• Problem to work on
Exact repetition of a range: find the line containing "Decode this image" and the line containing "What's the underlying" in the material below, then repeat both and all lines between them, leaving pictures out.

*** Opening Task input ***

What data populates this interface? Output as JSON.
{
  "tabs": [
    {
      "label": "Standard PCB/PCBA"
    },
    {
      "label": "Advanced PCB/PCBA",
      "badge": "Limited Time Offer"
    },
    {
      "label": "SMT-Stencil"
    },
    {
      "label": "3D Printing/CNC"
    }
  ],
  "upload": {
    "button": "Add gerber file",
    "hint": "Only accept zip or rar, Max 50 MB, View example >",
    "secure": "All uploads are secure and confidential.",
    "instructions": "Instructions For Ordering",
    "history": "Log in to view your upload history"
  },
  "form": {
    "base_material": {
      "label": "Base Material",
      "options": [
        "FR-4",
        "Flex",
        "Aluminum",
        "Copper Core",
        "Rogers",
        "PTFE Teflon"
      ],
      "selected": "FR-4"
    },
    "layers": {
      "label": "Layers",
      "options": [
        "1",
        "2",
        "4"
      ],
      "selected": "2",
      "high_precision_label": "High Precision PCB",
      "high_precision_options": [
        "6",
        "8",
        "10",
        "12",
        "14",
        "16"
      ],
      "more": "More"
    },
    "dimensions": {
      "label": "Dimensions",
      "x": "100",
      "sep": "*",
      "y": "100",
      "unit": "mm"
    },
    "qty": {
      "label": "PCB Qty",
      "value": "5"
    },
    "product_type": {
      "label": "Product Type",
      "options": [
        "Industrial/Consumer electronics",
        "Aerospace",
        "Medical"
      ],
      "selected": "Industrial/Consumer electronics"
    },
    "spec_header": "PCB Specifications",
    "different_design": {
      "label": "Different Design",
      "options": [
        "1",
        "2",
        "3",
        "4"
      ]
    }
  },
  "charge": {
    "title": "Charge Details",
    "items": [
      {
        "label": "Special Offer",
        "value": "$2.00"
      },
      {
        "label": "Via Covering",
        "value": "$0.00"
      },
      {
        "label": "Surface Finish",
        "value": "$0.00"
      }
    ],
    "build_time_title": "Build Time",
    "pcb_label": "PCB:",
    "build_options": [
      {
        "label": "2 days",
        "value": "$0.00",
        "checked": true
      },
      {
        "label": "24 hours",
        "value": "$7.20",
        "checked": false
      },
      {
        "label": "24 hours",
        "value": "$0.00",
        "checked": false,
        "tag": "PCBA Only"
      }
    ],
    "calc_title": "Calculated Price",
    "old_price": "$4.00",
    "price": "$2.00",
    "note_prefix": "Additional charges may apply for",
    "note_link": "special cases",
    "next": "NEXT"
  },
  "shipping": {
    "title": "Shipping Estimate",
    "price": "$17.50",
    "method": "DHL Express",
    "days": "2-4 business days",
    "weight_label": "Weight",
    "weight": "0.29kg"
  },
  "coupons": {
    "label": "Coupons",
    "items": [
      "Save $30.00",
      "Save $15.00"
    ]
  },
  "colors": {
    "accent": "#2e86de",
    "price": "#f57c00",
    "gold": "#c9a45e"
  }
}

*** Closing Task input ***
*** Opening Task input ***

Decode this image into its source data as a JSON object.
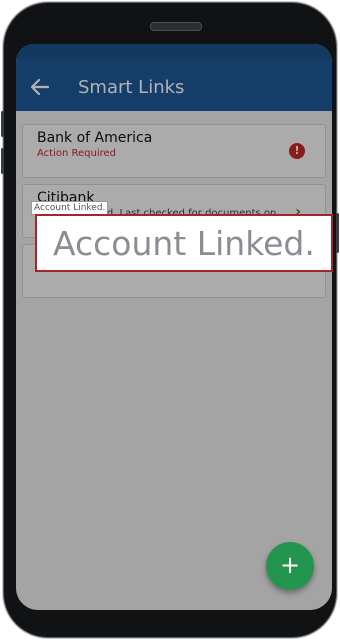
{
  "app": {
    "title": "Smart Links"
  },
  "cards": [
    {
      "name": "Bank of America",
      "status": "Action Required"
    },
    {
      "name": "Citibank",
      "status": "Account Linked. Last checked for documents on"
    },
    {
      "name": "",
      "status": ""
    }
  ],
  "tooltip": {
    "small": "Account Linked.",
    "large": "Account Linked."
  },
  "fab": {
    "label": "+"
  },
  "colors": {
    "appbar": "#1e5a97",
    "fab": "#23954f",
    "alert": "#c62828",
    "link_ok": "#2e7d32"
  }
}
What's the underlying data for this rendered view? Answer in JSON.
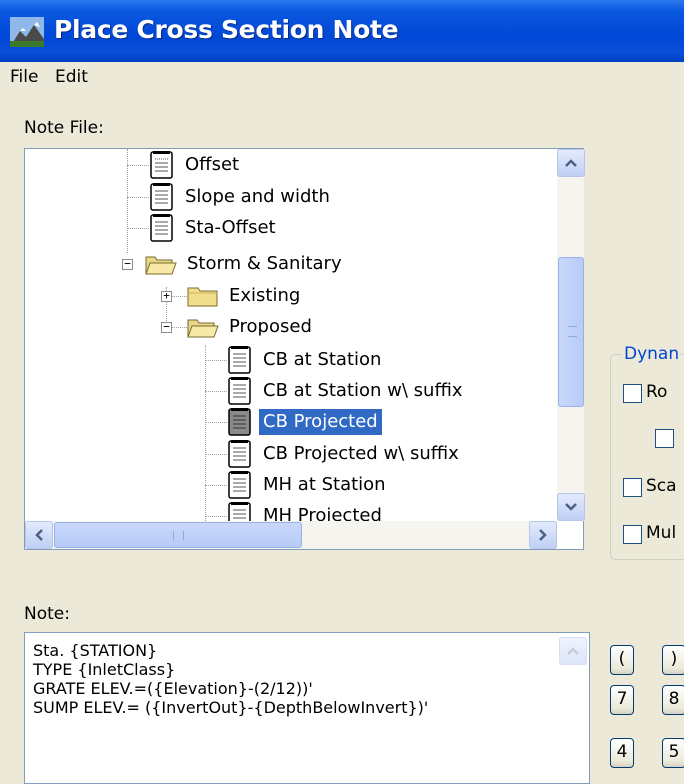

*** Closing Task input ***

• Task response
Decode this image into its source data as a JSON object.
{
  "app": {
    "title": "Smart Links"
  },
  "cards": [
    {
      "name": "Bank of America",
      "status": "Action Required"
    },
    {
      "name": "Citibank",
      "status": "Account Linked. Last checked for documents on"
    },
    {
      "name": "",
      "status": ""
    }
  ],
  "tooltip": {
    "small": "Account Linked.",
    "large": "Account Linked."
  },
  "fab": {
    "label": "+"
  },
  "colors": {
    "appbar": "#1e5a97",
    "fab": "#23954f",
    "alert": "#c62828",
    "link_ok": "#2e7d32"
  }
}
What's the underlying data for this rendered view? Answer in JSON.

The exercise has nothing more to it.